Unlike their trained British counterparts, members of the American press office are mostly political hacks with no knowledge or understanding of the Iraqi language or culture, the wire serv ice reported.
Six of the "Coalition" spokespeople in Baghdad worked for Bush's presidential campaign in 2000, according to the story. The top banana is Dan Senor, a former press secretary for Spencer Abraham, who is now Bush's Secretary of Energy. Senor formerly worked for the Carlyle Group, a defense contractor that has already made boodles of cash from the Iraqi war. Bush the Elder sits on the board of Carlyle. Other directors and officers in the company have longstanding ties to the military-industri al complex.
The Post-Dispatch should have put this story on the front page in honor of George W.'s
appearance here today, but it didn't. Among George W.'s top financial donors are members of the St. Louis Cardinal ownership. They include: William DeWitt Jr., Mercer Reynolds, Dudley Taft, Robert Castellini, Fred Hauser and Stephen Brauer. These guys have all contributed millions of dollars to George W. and the Republicans over the years. In fact, DeWitt and Reynolds made George W. richer by making him part of the Texas Ranger organization in the 1980s. The sportsmen's help came at a time when George W.'s oil business had just went belly up.
Chairman Michael Pulitzer and the Pulitzer Co., the owner of the Post-Dispatch also share an ownership stake in the Cardinals.

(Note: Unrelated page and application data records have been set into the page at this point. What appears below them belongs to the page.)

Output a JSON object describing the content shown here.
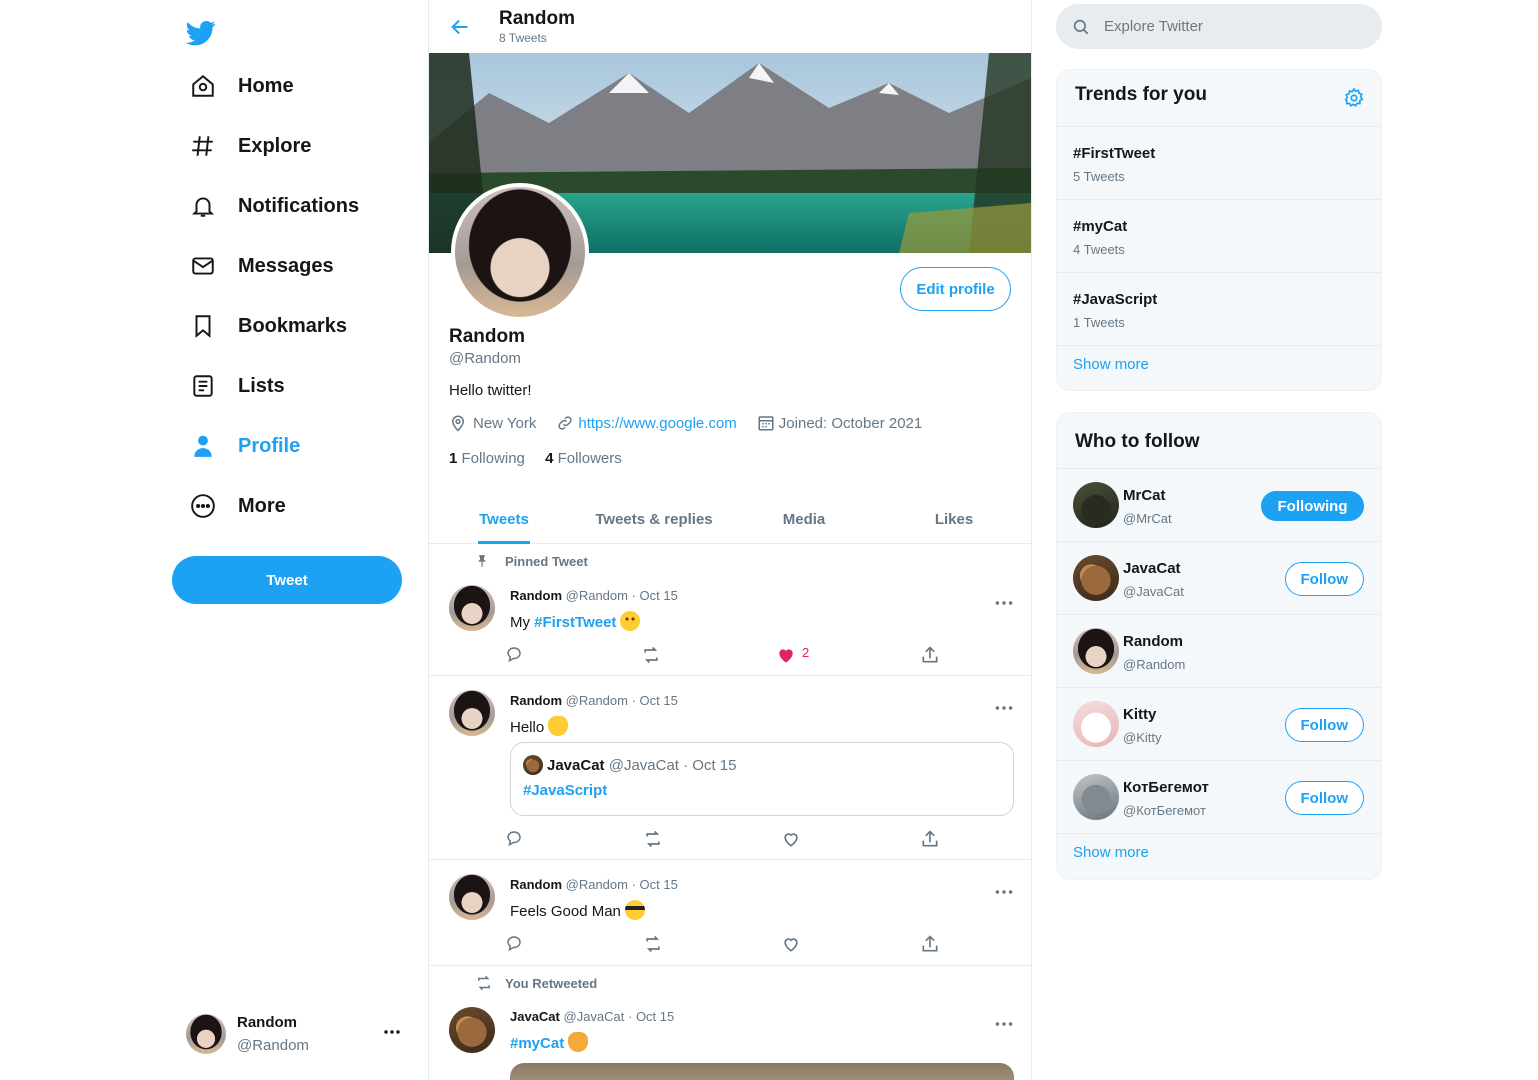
{
  "nav": {
    "items": [
      {
        "label": "Home",
        "icon": "home-icon"
      },
      {
        "label": "Explore",
        "icon": "hashtag-icon"
      },
      {
        "label": "Notifications",
        "icon": "bell-icon"
      },
      {
        "label": "Messages",
        "icon": "envelope-icon"
      },
      {
        "label": "Bookmarks",
        "icon": "bookmark-icon"
      },
      {
        "label": "Lists",
        "icon": "list-icon"
      },
      {
        "label": "Profile",
        "icon": "person-icon",
        "active": true
      },
      {
        "label": "More",
        "icon": "more-circle-icon"
      }
    ],
    "tweet_button": "Tweet",
    "account": {
      "name": "Random",
      "handle": "@Random"
    }
  },
  "header": {
    "title": "Random",
    "subtitle": "8 Tweets"
  },
  "profile": {
    "name": "Random",
    "handle": "@Random",
    "bio": "Hello twitter!",
    "location": "New York",
    "website": "https://www.google.com",
    "joined": "Joined: October 2021",
    "following_count": "1",
    "following_label": "Following",
    "followers_count": "4",
    "followers_label": "Followers",
    "edit_button": "Edit profile"
  },
  "tabs": [
    "Tweets",
    "Tweets & replies",
    "Media",
    "Likes"
  ],
  "tweets": [
    {
      "context": "Pinned Tweet",
      "name": "Random",
      "meta": "@Random · Oct 15",
      "text_prefix": "My ",
      "hashtag": "#FirstTweet",
      "emoji": "slightly-smiling-face",
      "likes": "2"
    },
    {
      "name": "Random",
      "meta": "@Random · Oct 15",
      "text": "Hello",
      "emoji": "waving-hand",
      "quote": {
        "name": "JavaCat",
        "meta": "@JavaCat · Oct 15",
        "hashtag": "#JavaScript"
      }
    },
    {
      "name": "Random",
      "meta": "@Random · Oct 15",
      "text": "Feels Good Man",
      "emoji": "sunglasses-face"
    },
    {
      "context": "You Retweeted",
      "name": "JavaCat",
      "meta": "@JavaCat · Oct 15",
      "hashtag": "#myCat",
      "emoji": "kissing-cat-face"
    }
  ],
  "search": {
    "placeholder": "Explore Twitter"
  },
  "trends": {
    "title": "Trends for you",
    "items": [
      {
        "tag": "#FirstTweet",
        "count": "5 Tweets"
      },
      {
        "tag": "#myCat",
        "count": "4 Tweets"
      },
      {
        "tag": "#JavaScript",
        "count": "1 Tweets"
      }
    ],
    "show_more": "Show more"
  },
  "who_to_follow": {
    "title": "Who to follow",
    "users": [
      {
        "name": "MrCat",
        "handle": "@MrCat",
        "button": "Following"
      },
      {
        "name": "JavaCat",
        "handle": "@JavaCat",
        "button": "Follow"
      },
      {
        "name": "Random",
        "handle": "@Random",
        "button": ""
      },
      {
        "name": "Kitty",
        "handle": "@Kitty",
        "button": "Follow"
      },
      {
        "name": "КотБегемот",
        "handle": "@КотБегемот",
        "button": "Follow"
      }
    ],
    "show_more": "Show more"
  },
  "colors": {
    "accent": "#1da1f2",
    "like": "#e0245e",
    "text": "#14171a",
    "muted": "#657786"
  }
}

This means the newspaper is compromised and cannot report the news in the manner that it should. Mr. Pulitzer and the company should divest themselves of their investments in the Cardinals organization.